Today, a mixed-orientation marriage is not seen as an outcome of homosexuals being changed or cured and is not recommended as a solution for LGB members. Elder Dalin H. Oaks in 2015 stated that leaders “definitely do not recommend marriage as a solution for same-gender feelings. No, it’s not a therapy. In times past, decades ago, there were some practices to that effect. We have eradicated them in the Church now.” The church doesn’t necessarily discourage mixed-orientation marriage either if the couple involved believe it’s the best decision for them and it is not done under false pretenses.
The Gay and Mormon website states that “the intensity of same-sex attraction is not a measure of your faithfulness. Many people pray for years and do all they can do to be obedient in an effort to reduce same-sex attraction, yet find they are still attracted to the same-sex.” The church doesn’t seem interested in people trying to change their attractions but does continue to be concerned about whether members act on those attractions. “The intensity of your attractions may not be in your control; however, you can choose how to respond.”

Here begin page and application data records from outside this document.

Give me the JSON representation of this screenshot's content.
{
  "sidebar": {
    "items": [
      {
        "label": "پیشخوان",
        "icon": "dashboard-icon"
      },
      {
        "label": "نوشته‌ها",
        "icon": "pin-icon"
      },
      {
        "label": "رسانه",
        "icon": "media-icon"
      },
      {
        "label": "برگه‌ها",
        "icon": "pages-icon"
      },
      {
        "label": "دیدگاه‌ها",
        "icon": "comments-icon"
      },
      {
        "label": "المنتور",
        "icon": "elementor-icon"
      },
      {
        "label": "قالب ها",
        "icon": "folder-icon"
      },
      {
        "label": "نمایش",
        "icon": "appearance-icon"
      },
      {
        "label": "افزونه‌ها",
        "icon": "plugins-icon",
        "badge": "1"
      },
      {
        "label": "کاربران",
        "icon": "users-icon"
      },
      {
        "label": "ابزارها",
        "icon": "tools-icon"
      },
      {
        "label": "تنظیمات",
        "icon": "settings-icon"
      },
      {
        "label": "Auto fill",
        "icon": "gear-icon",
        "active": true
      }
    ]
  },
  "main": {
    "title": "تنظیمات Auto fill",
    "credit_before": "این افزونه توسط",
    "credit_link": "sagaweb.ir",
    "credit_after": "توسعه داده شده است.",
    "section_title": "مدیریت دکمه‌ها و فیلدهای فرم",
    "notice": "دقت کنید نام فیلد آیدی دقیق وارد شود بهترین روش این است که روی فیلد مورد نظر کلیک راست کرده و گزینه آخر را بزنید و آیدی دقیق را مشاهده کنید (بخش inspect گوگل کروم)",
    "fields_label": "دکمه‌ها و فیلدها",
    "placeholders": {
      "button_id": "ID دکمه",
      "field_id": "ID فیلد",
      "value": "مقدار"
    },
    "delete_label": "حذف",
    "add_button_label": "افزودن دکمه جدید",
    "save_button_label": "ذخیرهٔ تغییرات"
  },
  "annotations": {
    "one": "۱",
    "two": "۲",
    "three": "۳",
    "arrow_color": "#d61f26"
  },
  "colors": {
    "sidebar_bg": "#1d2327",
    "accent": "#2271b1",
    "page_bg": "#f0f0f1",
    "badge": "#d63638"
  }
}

The Persistence of Damaging Ideas
Officially, what the LDS Church understands and teaches about homosexuality might have changed in 40 years, and hopefully will continue to change in a positive way for LGB (and transgender) members. Unfortunately, old, damaging, ideas still persist among church members and local leaders.
“As of February/March 2016, local leaders were still encouraging mixed-orientation marriages,” shared Sarah Broat. “That’s when the sealing cancellation with my ex-husband went through, and my bishop immediately encouraged me to start looking for a new one, knowing I am a lesbian. I was also told that I would be ‘physically and spiritually destroyed’ for not believing homosexuality was apostasy.”
“This guide explains so much. These ideas persisted for at least the year 2001 when I was applying to BYU. When I came out to my bishop at the end of 2000, he followed many of the guidelines and brought up that he had been trained recently on how to deal with members struggling with homosexuality,” shared Alexander Shafer. “The bishop and therapist told me that family dynamics were responsible for my homosexual feelings and that I could be cured. I can see clearly now that these ideas influenced my decision to marry someone of the opposite sex and go back into the closet until recently.”
Affirmation is working to dispell these damaging ideas by providing resources and training for local LDS leaders who are seeking to care for LGBT members in their wards and branches. Since 2015, a track for leaders has been included in the Annual Affirmation Conference.
Progress Not Perfect
While looking at where the Church was in 1981 highlights significant progress, there is still much progress to be made. Missing completely in this discussion are the challenges transgender Mormons face in the church. And it is impossible not to reference the pain and trauma that have followed the policy changes of November 2015. Still, the guide is a testament to the positive change that has occurred from when it was published in 1981 and a reminder that future change is possible.